Start of DATA EXTRACT

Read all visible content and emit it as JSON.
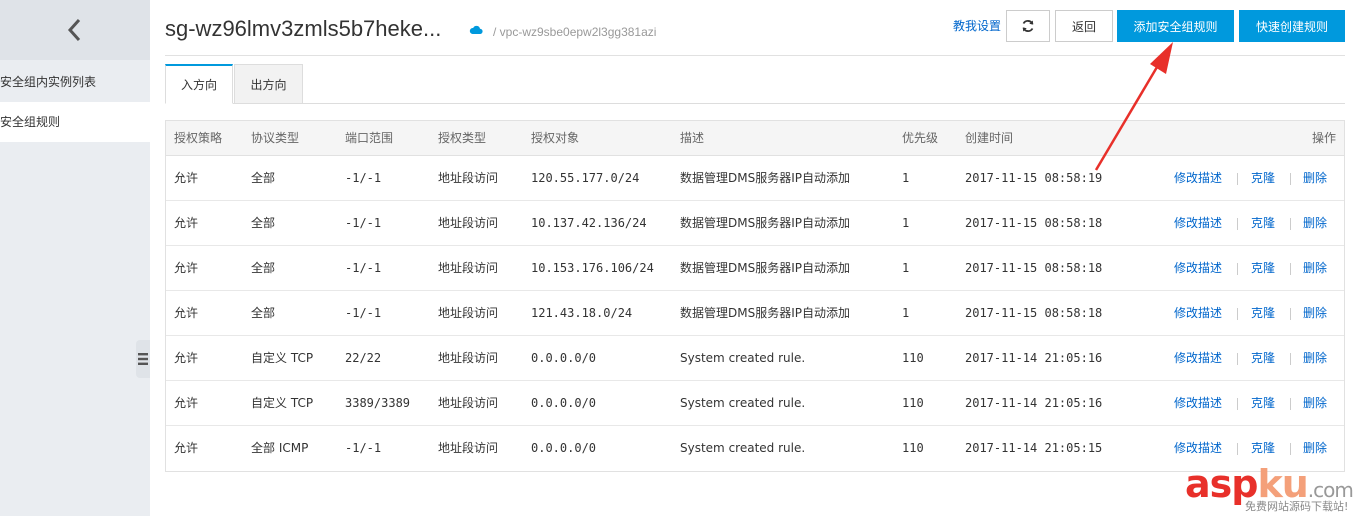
{
  "sidebar": {
    "items": [
      {
        "label": "安全组内实例列表",
        "active": false
      },
      {
        "label": "安全组规则",
        "active": true
      }
    ]
  },
  "header": {
    "title": "sg-wz96lmv3zmls5b7heke...",
    "subpath": "/ vpc-wz9sbe0epw2l3gg381azi",
    "help_link": "教我设置",
    "back_button": "返回",
    "add_rule_button": "添加安全组规则",
    "quick_rule_button": "快速创建规则"
  },
  "tabs": [
    {
      "label": "入方向",
      "active": true
    },
    {
      "label": "出方向",
      "active": false
    }
  ],
  "table": {
    "columns": [
      "授权策略",
      "协议类型",
      "端口范围",
      "授权类型",
      "授权对象",
      "描述",
      "优先级",
      "创建时间",
      "操作"
    ],
    "actions": [
      "修改描述",
      "克隆",
      "删除"
    ],
    "rows": [
      {
        "policy": "允许",
        "protocol": "全部",
        "port": "-1/-1",
        "auth_type": "地址段访问",
        "object": "120.55.177.0/24",
        "desc": "数据管理DMS服务器IP自动添加",
        "priority": "1",
        "time": "2017-11-15 08:58:19"
      },
      {
        "policy": "允许",
        "protocol": "全部",
        "port": "-1/-1",
        "auth_type": "地址段访问",
        "object": "10.137.42.136/24",
        "desc": "数据管理DMS服务器IP自动添加",
        "priority": "1",
        "time": "2017-11-15 08:58:18"
      },
      {
        "policy": "允许",
        "protocol": "全部",
        "port": "-1/-1",
        "auth_type": "地址段访问",
        "object": "10.153.176.106/24",
        "desc": "数据管理DMS服务器IP自动添加",
        "priority": "1",
        "time": "2017-11-15 08:58:18"
      },
      {
        "policy": "允许",
        "protocol": "全部",
        "port": "-1/-1",
        "auth_type": "地址段访问",
        "object": "121.43.18.0/24",
        "desc": "数据管理DMS服务器IP自动添加",
        "priority": "1",
        "time": "2017-11-15 08:58:18"
      },
      {
        "policy": "允许",
        "protocol": "自定义 TCP",
        "port": "22/22",
        "auth_type": "地址段访问",
        "object": "0.0.0.0/0",
        "desc": "System created rule.",
        "priority": "110",
        "time": "2017-11-14 21:05:16"
      },
      {
        "policy": "允许",
        "protocol": "自定义 TCP",
        "port": "3389/3389",
        "auth_type": "地址段访问",
        "object": "0.0.0.0/0",
        "desc": "System created rule.",
        "priority": "110",
        "time": "2017-11-14 21:05:16"
      },
      {
        "policy": "允许",
        "protocol": "全部 ICMP",
        "port": "-1/-1",
        "auth_type": "地址段访问",
        "object": "0.0.0.0/0",
        "desc": "System created rule.",
        "priority": "110",
        "time": "2017-11-14 21:05:15"
      }
    ]
  },
  "watermark": {
    "text_a": "asp",
    "text_b": "ku",
    "text_c": ".com",
    "sub": "免费网站源码下载站!"
  },
  "colors": {
    "accent": "#0099dd",
    "link": "#0066cc",
    "annotation": "#e8302a"
  }
}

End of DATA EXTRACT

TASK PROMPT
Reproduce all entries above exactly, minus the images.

RESPONSE AREA
Read all visible content and emit it as JSON.
{
  "sidebar": {
    "items": [
      {
        "label": "安全组内实例列表",
        "active": false
      },
      {
        "label": "安全组规则",
        "active": true
      }
    ]
  },
  "header": {
    "title": "sg-wz96lmv3zmls5b7heke...",
    "subpath": "/ vpc-wz9sbe0epw2l3gg381azi",
    "help_link": "教我设置",
    "back_button": "返回",
    "add_rule_button": "添加安全组规则",
    "quick_rule_button": "快速创建规则"
  },
  "tabs": [
    {
      "label": "入方向",
      "active": true
    },
    {
      "label": "出方向",
      "active": false
    }
  ],
  "table": {
    "columns": [
      "授权策略",
      "协议类型",
      "端口范围",
      "授权类型",
      "授权对象",
      "描述",
      "优先级",
      "创建时间",
      "操作"
    ],
    "actions": [
      "修改描述",
      "克隆",
      "删除"
    ],
    "rows": [
      {
        "policy": "允许",
        "protocol": "全部",
        "port": "-1/-1",
        "auth_type": "地址段访问",
        "object": "120.55.177.0/24",
        "desc": "数据管理DMS服务器IP自动添加",
        "priority": "1",
        "time": "2017-11-15 08:58:19"
      },
      {
        "policy": "允许",
        "protocol": "全部",
        "port": "-1/-1",
        "auth_type": "地址段访问",
        "object": "10.137.42.136/24",
        "desc": "数据管理DMS服务器IP自动添加",
        "priority": "1",
        "time": "2017-11-15 08:58:18"
      },
      {
        "policy": "允许",
        "protocol": "全部",
        "port": "-1/-1",
        "auth_type": "地址段访问",
        "object": "10.153.176.106/24",
        "desc": "数据管理DMS服务器IP自动添加",
        "priority": "1",
        "time": "2017-11-15 08:58:18"
      },
      {
        "policy": "允许",
        "protocol": "全部",
        "port": "-1/-1",
        "auth_type": "地址段访问",
        "object": "121.43.18.0/24",
        "desc": "数据管理DMS服务器IP自动添加",
        "priority": "1",
        "time": "2017-11-15 08:58:18"
      },
      {
        "policy": "允许",
        "protocol": "自定义 TCP",
        "port": "22/22",
        "auth_type": "地址段访问",
        "object": "0.0.0.0/0",
        "desc": "System created rule.",
        "priority": "110",
        "time": "2017-11-14 21:05:16"
      },
      {
        "policy": "允许",
        "protocol": "自定义 TCP",
        "port": "3389/3389",
        "auth_type": "地址段访问",
        "object": "0.0.0.0/0",
        "desc": "System created rule.",
        "priority": "110",
        "time": "2017-11-14 21:05:16"
      },
      {
        "policy": "允许",
        "protocol": "全部 ICMP",
        "port": "-1/-1",
        "auth_type": "地址段访问",
        "object": "0.0.0.0/0",
        "desc": "System created rule.",
        "priority": "110",
        "time": "2017-11-14 21:05:15"
      }
    ]
  },
  "watermark": {
    "text_a": "asp",
    "text_b": "ku",
    "text_c": ".com",
    "sub": "免费网站源码下载站!"
  },
  "colors": {
    "accent": "#0099dd",
    "link": "#0066cc",
    "annotation": "#e8302a"
  }
}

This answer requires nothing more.